-- Exercise details --
Your copy should match the entries exactly, with no images carried over.
· · · · ·
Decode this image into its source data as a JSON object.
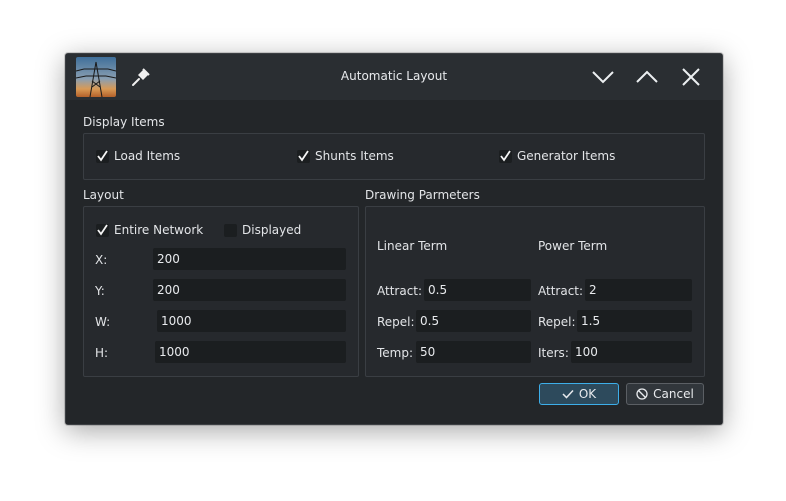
{
  "window": {
    "title": "Automatic Layout",
    "icons": {
      "app": "power-tower-icon",
      "pin": "pin-icon",
      "minimize": "chevron-down-icon",
      "maximize": "chevron-up-icon",
      "close": "close-icon"
    }
  },
  "display_items": {
    "label": "Display Items",
    "checkboxes": [
      {
        "label": "Load Items",
        "checked": true
      },
      {
        "label": "Shunts Items",
        "checked": true
      },
      {
        "label": "Generator Items",
        "checked": true
      }
    ]
  },
  "layout": {
    "label": "Layout",
    "entire_network": {
      "label": "Entire Network",
      "checked": true
    },
    "displayed": {
      "label": "Displayed",
      "checked": false
    },
    "fields": [
      {
        "label": "X:",
        "value": "200"
      },
      {
        "label": "Y:",
        "value": "200"
      },
      {
        "label": "W:",
        "value": "1000"
      },
      {
        "label": "H:",
        "value": "1000"
      }
    ]
  },
  "drawing": {
    "label": "Drawing Parmeters",
    "linear_term": {
      "heading": "Linear Term",
      "attract": {
        "label": "Attract:",
        "value": "0.5"
      },
      "repel": {
        "label": "Repel:",
        "value": "0.5"
      },
      "temp": {
        "label": "Temp:",
        "value": "50"
      }
    },
    "power_term": {
      "heading": "Power Term",
      "attract": {
        "label": "Attract:",
        "value": "2"
      },
      "repel": {
        "label": "Repel:",
        "value": "1.5"
      },
      "iters": {
        "label": "Iters:",
        "value": "100"
      }
    }
  },
  "buttons": {
    "ok": "OK",
    "cancel": "Cancel"
  },
  "colors": {
    "window_bg": "#232629",
    "accent": "#3daee9",
    "text": "#e3e5e8"
  }
}
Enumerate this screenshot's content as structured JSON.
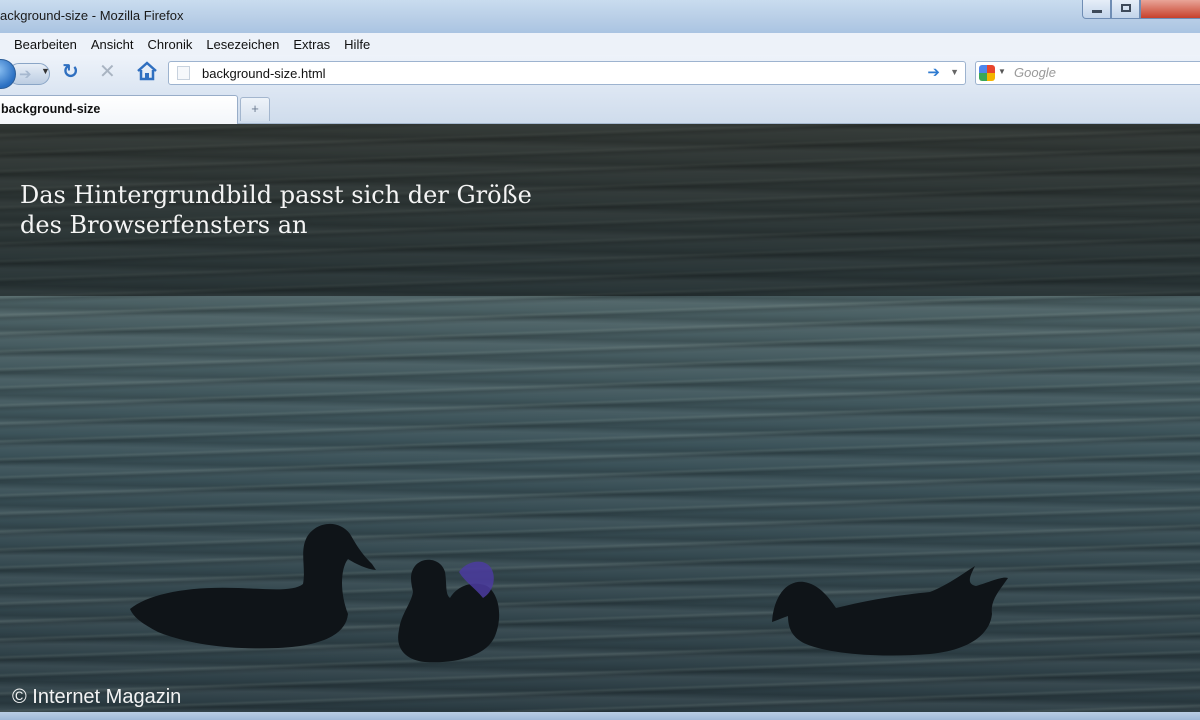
{
  "window": {
    "title": "ackground-size - Mozilla Firefox"
  },
  "menu": {
    "items": [
      "Bearbeiten",
      "Ansicht",
      "Chronik",
      "Lesezeichen",
      "Extras",
      "Hilfe"
    ]
  },
  "navigation": {
    "url": "background-size.html",
    "search_placeholder": "Google",
    "icons": [
      "back-icon",
      "forward-icon",
      "reload-icon",
      "stop-icon",
      "home-icon",
      "go-arrow-icon",
      "search-engine-icon"
    ]
  },
  "tabs": {
    "active_label": "background-size",
    "new_tab_glyph": "+"
  },
  "page": {
    "headline": "Das Hintergrundbild passt sich der Größe des Browserfensters an",
    "copyright": "© Internet Magazin"
  },
  "colors": {
    "water": "#3b5259",
    "duck_silhouette": "#0f1418",
    "headline_text": "#f4f4f4"
  }
}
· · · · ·
-- Written solution --
Decode this image into its source data as a JSON object.
{
  "window": {
    "title": "Automatic Layout",
    "icons": {
      "app": "power-tower-icon",
      "pin": "pin-icon",
      "minimize": "chevron-down-icon",
      "maximize": "chevron-up-icon",
      "close": "close-icon"
    }
  },
  "display_items": {
    "label": "Display Items",
    "checkboxes": [
      {
        "label": "Load Items",
        "checked": true
      },
      {
        "label": "Shunts Items",
        "checked": true
      },
      {
        "label": "Generator Items",
        "checked": true
      }
    ]
  },
  "layout": {
    "label": "Layout",
    "entire_network": {
      "label": "Entire Network",
      "checked": true
    },
    "displayed": {
      "label": "Displayed",
      "checked": false
    },
    "fields": [
      {
        "label": "X:",
        "value": "200"
      },
      {
        "label": "Y:",
        "value": "200"
      },
      {
        "label": "W:",
        "value": "1000"
      },
      {
        "label": "H:",
        "value": "1000"
      }
    ]
  },
  "drawing": {
    "label": "Drawing Parmeters",
    "linear_term": {
      "heading": "Linear Term",
      "attract": {
        "label": "Attract:",
        "value": "0.5"
      },
      "repel": {
        "label": "Repel:",
        "value": "0.5"
      },
      "temp": {
        "label": "Temp:",
        "value": "50"
      }
    },
    "power_term": {
      "heading": "Power Term",
      "attract": {
        "label": "Attract:",
        "value": "2"
      },
      "repel": {
        "label": "Repel:",
        "value": "1.5"
      },
      "iters": {
        "label": "Iters:",
        "value": "100"
      }
    }
  },
  "buttons": {
    "ok": "OK",
    "cancel": "Cancel"
  },
  "colors": {
    "window_bg": "#232629",
    "accent": "#3daee9",
    "text": "#e3e5e8"
  }
}
Enumerate this screenshot's content as structured JSON.
{
  "window": {
    "title": "ackground-size - Mozilla Firefox"
  },
  "menu": {
    "items": [
      "Bearbeiten",
      "Ansicht",
      "Chronik",
      "Lesezeichen",
      "Extras",
      "Hilfe"
    ]
  },
  "navigation": {
    "url": "background-size.html",
    "search_placeholder": "Google",
    "icons": [
      "back-icon",
      "forward-icon",
      "reload-icon",
      "stop-icon",
      "home-icon",
      "go-arrow-icon",
      "search-engine-icon"
    ]
  },
  "tabs": {
    "active_label": "background-size",
    "new_tab_glyph": "+"
  },
  "page": {
    "headline": "Das Hintergrundbild passt sich der Größe des Browserfensters an",
    "copyright": "© Internet Magazin"
  },
  "colors": {
    "water": "#3b5259",
    "duck_silhouette": "#0f1418",
    "headline_text": "#f4f4f4"
  }
}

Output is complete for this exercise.